Exercise directions :: Search the material for "Ethernet" and show all lines that contain it.

Information given ::
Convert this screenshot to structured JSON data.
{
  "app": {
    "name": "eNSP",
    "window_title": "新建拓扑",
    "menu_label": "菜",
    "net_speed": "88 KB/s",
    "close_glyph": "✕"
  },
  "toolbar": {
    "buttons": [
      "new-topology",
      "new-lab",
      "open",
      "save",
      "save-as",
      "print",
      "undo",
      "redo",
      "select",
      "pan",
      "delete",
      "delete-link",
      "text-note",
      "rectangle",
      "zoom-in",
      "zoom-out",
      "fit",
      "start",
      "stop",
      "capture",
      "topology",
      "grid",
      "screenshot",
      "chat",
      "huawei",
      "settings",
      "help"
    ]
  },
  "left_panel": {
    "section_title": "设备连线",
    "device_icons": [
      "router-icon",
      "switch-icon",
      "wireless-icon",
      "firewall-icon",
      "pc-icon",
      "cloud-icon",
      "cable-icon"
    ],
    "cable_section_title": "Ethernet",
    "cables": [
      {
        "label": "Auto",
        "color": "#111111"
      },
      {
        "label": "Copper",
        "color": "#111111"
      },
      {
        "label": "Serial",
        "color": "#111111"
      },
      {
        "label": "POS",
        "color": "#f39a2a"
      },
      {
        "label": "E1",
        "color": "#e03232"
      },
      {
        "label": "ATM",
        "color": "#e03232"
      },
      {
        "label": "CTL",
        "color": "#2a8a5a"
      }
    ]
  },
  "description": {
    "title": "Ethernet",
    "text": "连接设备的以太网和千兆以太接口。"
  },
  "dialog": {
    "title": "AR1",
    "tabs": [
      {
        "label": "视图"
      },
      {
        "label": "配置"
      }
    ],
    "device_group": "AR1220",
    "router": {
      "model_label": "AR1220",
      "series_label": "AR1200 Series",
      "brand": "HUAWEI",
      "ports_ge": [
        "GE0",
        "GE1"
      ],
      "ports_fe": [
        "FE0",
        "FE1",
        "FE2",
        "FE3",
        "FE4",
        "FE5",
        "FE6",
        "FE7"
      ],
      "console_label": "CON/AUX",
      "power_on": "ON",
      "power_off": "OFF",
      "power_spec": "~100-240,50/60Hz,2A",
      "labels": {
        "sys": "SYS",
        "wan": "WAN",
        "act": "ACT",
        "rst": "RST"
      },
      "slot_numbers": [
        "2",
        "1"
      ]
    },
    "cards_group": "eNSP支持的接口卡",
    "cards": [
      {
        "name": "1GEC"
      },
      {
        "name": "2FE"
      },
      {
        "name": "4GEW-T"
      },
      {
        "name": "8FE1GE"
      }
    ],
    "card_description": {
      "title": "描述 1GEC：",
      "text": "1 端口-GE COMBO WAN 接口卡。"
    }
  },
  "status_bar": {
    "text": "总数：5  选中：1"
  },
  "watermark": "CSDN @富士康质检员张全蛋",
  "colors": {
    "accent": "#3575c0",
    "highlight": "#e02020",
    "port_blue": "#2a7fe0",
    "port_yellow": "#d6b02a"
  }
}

Written answer ::
    "cable_section_title": "Ethernet",
    "title": "Ethernet",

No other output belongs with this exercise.